| EXERCISE BRIEF |
Which lines of the records contain "time"? Collect every one of them.

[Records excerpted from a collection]

▬▬▬▬▬▬▬▬▬▬

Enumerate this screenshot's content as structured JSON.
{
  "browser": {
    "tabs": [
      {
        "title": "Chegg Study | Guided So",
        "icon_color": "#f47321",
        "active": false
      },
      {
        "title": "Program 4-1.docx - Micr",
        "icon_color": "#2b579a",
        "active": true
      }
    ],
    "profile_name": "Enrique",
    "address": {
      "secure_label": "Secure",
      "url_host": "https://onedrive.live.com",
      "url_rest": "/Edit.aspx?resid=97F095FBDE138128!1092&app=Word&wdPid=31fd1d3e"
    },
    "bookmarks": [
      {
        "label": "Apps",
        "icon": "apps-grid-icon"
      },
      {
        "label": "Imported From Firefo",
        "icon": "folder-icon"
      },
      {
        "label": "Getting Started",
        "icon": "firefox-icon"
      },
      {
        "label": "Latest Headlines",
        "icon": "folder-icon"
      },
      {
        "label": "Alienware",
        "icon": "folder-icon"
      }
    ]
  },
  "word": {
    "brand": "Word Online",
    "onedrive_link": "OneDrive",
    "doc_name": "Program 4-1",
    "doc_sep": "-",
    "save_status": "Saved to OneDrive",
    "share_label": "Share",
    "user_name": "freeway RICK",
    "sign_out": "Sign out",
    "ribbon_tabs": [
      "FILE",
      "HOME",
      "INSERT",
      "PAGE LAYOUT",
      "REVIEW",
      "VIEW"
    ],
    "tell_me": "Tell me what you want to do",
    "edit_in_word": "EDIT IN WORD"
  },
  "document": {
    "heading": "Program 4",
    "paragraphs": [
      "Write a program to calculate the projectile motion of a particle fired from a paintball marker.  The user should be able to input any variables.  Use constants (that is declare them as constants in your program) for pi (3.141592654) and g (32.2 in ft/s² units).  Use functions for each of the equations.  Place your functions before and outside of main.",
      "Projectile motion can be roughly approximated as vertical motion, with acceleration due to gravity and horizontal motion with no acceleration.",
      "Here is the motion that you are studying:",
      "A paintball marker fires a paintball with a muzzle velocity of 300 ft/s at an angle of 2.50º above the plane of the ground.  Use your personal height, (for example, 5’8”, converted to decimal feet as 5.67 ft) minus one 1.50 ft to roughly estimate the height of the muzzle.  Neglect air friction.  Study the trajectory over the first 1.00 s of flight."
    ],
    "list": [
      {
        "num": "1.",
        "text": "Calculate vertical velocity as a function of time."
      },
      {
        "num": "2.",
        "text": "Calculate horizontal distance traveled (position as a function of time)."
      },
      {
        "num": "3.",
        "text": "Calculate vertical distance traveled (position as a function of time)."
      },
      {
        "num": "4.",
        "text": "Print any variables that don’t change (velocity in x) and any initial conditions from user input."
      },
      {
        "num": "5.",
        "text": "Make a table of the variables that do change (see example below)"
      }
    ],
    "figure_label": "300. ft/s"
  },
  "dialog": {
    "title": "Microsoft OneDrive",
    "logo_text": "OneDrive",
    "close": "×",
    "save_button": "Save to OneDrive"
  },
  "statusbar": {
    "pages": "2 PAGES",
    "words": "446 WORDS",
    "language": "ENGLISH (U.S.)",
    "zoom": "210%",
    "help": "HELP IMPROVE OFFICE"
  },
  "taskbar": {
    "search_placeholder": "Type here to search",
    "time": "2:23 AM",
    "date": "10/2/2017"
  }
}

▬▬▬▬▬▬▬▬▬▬

| SOLUTION TO THIS EXERCISE |
        "text": "Calculate vertical velocity as a function of time."
        "text": "Calculate horizontal distance traveled (position as a function of time)."
        "text": "Calculate vertical distance traveled (position as a function of time)."
    "time": "2:23 AM",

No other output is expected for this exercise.